In Internat Use of Pancakes, Greg describes how his brain tried to interpret an IHOP sign with burned-out letters. I’ve experienced that kind of thing myself. When we see abbreviations (and a sign with burned-out letters is an abbreviation, albeit an accidental one), we fill in the missing information according to what we expect. And if we’re Internet geeks, that dictates the kind of information we fill in.
When I was working on Wake Forest Road, my daily commute took me past a sign that indicated the direction of Raleigh Community Hospital. But the sign didn’t have room for the entire name, so it said RALEIGH COM HOSPITAL. Inevitably, my brain parsed this as “Raleigh.com Hospital”, which makes no sense — but that’s how my brain insisted on interpreting it. I guess a lot of people had this problem, because the hospital eventually gave up and changed its name.
I can’t say that an IHOP sign has ever made me think of the Internet, but there was a time when I reacted that way to every Waffle House sign I saw. This was a decade and a half ago, when even dial-up Internet service was not widely available, and the World Wide Web didn’t exist. But things like e-mail and Usenet newsgroups did, and if you knew what you were doing, you could access them from your home computer. I learned how to accomplish this using a shareware application that was designed for running a BBS, but could also be used as a single-user newsreader and e-mail client. For reasons known only to him, the creator of this application named it Waffle.
Waffle included a UUCP program, which enabled computers running Waffle to exchange data with each other over dial-up connections. This meant several Waffle users could share the cost of a single dial-up connection, with one computer serving as a local hub that downloaded the e-mail and Usenet traffic for all of them. The other computers would then call the hub machine to download their data (and upload any outgoing traffic). It was slow, but it worked and didn’t cost very much.
For several years, I was part of a small community (about half a dozen) of Waffle users in the Triangle area of North Carolina that used this system to access the Net. I was using Waffle every day to check my e-mail, so you can imagine what kind of conclusion my brain would draw every time I saw a Waffle House sign. And that’s not the worst of it. There is a restaurant in Dunn called Triangle Waffle that made me do a double-take every time I drove by. (My local UUCP network of Waffle users didn’t hold meetings, but that would have been a good place to do it.)
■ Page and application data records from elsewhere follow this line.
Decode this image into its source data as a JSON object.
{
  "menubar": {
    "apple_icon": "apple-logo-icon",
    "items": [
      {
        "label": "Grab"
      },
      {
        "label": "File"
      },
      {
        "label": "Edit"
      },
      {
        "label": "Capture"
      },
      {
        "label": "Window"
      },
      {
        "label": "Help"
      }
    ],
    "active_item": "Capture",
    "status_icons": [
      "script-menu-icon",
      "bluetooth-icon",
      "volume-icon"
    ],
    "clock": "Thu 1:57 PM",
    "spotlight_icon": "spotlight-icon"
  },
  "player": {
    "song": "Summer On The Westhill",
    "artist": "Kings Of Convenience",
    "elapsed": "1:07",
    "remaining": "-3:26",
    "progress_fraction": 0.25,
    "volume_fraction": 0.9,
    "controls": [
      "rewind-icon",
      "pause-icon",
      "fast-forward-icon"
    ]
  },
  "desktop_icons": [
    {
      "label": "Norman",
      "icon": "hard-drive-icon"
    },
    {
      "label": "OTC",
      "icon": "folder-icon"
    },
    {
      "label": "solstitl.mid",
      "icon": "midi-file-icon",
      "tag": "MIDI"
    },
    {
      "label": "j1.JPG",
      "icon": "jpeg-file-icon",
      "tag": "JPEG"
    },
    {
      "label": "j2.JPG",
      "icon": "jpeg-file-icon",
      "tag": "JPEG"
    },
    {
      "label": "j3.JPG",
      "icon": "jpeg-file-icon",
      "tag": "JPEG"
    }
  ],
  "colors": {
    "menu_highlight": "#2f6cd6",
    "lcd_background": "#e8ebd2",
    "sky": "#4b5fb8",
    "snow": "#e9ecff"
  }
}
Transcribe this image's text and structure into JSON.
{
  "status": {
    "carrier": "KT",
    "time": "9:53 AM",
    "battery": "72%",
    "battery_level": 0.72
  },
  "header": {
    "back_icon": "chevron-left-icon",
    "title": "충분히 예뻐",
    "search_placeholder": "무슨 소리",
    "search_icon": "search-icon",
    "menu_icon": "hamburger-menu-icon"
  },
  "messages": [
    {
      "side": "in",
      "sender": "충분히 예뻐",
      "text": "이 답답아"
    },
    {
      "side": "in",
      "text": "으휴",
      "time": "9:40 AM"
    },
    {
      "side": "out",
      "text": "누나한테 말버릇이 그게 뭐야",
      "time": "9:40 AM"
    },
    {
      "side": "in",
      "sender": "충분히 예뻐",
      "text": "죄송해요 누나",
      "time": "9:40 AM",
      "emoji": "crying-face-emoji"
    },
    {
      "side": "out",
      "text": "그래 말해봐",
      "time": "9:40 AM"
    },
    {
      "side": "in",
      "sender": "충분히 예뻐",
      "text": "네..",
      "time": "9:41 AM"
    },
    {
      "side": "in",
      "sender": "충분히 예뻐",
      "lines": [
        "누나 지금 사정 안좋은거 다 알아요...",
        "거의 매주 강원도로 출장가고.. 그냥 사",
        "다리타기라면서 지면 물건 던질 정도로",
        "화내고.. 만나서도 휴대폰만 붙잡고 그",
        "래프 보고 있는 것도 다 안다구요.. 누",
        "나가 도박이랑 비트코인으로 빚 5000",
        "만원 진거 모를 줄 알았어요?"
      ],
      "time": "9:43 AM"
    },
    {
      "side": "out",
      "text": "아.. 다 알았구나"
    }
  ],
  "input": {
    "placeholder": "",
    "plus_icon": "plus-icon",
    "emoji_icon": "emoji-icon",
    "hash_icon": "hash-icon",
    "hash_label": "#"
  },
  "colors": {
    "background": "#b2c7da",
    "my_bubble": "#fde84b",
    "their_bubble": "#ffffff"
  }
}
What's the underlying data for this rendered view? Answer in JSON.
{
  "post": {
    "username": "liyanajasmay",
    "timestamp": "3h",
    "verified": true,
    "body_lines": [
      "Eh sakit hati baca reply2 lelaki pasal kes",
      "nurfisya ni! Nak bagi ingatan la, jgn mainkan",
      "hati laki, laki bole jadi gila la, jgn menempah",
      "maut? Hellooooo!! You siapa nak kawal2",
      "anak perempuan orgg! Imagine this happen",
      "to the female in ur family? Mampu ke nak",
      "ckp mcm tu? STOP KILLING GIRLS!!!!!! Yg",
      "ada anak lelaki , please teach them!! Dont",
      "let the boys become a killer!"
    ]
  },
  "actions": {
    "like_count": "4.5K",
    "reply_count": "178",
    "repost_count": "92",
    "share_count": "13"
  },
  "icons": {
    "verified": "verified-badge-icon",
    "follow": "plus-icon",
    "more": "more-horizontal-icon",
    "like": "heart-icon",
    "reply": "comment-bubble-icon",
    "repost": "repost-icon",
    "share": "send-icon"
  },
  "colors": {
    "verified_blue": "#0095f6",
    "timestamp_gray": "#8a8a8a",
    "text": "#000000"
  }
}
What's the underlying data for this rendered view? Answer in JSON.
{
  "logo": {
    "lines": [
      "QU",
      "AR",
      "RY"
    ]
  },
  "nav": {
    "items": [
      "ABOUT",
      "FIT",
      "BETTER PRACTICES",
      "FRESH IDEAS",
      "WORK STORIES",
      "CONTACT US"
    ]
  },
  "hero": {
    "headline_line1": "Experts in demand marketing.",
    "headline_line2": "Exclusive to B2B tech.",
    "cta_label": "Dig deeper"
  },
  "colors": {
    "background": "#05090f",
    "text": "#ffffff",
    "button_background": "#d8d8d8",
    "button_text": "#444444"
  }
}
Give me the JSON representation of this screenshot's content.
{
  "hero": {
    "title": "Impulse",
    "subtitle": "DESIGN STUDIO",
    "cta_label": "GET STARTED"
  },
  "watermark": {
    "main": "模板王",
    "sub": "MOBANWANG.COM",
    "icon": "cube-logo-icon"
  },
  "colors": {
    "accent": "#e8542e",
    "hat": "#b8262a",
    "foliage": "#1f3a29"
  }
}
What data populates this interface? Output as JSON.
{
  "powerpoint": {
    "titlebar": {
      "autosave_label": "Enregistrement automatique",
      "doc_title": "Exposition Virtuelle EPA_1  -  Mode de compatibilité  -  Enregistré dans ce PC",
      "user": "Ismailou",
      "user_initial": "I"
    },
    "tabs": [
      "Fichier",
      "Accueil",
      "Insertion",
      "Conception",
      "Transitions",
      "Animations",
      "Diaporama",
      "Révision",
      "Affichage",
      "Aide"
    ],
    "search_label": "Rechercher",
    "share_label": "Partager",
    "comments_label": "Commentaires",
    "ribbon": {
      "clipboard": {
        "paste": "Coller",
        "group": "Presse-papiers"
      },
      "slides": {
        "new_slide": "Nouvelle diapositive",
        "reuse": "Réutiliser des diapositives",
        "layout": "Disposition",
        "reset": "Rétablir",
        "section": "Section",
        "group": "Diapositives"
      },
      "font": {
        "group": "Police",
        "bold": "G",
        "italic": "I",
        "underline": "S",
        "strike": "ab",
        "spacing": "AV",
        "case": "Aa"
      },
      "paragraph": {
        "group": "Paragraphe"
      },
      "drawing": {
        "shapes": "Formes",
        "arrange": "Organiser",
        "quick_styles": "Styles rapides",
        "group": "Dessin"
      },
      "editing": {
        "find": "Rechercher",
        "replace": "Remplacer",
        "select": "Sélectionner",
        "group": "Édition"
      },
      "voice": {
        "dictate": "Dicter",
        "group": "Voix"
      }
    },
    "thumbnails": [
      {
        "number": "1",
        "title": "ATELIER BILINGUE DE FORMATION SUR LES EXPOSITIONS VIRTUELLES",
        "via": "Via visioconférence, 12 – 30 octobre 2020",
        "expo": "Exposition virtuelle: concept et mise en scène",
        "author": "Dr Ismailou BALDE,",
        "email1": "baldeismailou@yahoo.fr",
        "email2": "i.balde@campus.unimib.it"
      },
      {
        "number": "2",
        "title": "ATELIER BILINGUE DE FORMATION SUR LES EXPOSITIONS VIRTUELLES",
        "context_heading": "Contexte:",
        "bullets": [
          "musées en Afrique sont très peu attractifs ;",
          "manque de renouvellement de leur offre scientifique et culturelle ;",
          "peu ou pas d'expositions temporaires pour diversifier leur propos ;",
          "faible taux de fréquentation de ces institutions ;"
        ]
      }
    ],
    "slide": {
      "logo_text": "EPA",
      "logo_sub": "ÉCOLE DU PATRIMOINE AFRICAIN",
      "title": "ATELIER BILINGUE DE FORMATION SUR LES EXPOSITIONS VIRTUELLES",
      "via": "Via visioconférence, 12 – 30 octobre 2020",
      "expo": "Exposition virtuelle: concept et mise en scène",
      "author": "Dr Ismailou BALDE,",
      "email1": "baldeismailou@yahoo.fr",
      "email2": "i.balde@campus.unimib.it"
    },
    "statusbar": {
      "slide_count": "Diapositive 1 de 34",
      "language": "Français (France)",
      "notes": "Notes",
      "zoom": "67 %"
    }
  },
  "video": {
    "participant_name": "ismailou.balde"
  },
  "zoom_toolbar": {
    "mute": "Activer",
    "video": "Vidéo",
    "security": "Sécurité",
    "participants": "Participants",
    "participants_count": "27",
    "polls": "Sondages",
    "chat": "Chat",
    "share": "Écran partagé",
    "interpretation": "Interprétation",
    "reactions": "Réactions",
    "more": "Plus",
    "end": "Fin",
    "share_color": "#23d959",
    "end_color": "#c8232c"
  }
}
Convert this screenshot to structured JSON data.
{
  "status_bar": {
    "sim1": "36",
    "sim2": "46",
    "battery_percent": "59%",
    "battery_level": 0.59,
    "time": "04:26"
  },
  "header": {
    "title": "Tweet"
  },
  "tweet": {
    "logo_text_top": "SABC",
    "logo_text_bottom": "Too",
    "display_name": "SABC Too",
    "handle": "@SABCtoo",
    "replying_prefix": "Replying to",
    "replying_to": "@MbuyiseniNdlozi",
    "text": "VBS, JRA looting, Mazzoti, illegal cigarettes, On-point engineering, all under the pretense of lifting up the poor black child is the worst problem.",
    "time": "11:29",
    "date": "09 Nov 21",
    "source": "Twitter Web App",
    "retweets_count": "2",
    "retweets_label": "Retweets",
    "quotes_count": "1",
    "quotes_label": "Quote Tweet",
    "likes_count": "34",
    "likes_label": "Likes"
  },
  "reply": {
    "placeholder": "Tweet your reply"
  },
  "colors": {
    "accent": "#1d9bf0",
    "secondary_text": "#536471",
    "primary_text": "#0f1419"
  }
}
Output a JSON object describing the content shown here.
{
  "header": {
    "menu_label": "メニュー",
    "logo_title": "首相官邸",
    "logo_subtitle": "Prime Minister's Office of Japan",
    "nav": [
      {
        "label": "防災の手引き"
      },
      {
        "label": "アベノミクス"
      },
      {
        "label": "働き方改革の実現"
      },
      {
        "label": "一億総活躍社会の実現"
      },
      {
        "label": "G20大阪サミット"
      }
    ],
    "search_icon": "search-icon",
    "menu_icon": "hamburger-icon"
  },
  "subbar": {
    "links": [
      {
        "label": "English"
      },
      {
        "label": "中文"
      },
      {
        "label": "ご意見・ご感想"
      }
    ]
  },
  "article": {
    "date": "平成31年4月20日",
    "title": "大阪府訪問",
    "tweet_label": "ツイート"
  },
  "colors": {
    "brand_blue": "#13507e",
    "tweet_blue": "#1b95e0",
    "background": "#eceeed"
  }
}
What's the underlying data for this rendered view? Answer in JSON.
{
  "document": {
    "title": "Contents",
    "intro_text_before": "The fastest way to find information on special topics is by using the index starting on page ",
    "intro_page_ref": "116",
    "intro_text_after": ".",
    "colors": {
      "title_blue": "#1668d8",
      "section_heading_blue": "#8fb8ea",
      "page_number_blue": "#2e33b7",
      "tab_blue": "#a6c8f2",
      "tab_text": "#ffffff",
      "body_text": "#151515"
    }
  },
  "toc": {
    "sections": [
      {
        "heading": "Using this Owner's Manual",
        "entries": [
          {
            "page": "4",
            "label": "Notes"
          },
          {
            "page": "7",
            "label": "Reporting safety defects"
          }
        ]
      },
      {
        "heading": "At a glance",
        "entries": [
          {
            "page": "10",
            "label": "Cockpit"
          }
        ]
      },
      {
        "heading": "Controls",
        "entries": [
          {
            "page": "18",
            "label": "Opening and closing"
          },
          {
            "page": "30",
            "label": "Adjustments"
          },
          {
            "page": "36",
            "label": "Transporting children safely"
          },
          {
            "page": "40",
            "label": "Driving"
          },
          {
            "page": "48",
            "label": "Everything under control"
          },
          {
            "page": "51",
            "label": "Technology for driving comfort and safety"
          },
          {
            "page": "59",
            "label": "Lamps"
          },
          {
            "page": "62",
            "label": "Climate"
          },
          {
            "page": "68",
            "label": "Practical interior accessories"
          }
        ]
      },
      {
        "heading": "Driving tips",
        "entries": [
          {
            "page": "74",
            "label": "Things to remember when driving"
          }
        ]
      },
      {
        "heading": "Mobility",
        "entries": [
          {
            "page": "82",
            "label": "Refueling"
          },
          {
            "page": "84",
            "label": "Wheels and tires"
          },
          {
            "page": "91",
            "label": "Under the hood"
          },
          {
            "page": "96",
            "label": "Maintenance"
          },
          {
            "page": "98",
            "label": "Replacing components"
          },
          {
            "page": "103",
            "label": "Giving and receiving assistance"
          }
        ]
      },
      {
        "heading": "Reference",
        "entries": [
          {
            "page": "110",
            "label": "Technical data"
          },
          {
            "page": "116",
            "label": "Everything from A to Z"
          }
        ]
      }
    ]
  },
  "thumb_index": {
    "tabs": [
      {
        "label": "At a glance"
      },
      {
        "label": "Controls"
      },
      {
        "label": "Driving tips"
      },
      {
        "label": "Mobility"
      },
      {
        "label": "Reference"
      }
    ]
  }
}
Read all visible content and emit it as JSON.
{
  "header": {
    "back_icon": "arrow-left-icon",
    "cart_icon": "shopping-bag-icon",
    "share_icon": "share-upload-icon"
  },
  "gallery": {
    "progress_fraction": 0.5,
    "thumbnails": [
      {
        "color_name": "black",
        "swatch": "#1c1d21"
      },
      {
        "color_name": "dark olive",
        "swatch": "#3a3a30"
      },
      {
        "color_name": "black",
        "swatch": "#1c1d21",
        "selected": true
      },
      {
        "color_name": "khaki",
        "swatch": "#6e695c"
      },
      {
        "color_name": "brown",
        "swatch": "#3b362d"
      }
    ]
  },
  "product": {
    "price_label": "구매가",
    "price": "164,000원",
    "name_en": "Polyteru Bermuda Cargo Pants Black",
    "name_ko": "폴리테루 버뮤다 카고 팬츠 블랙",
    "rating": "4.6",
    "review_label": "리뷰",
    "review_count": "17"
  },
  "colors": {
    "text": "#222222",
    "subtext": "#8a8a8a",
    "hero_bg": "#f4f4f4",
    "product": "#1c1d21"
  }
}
All of this came to an end when the first ISPs began appearing in the Triangle. I dismantled my Waffle setup almost a decade ago. But when I saw that Greg was writing about Internet use of batter cakes cooked on a griddle, those memories came flooding back . . .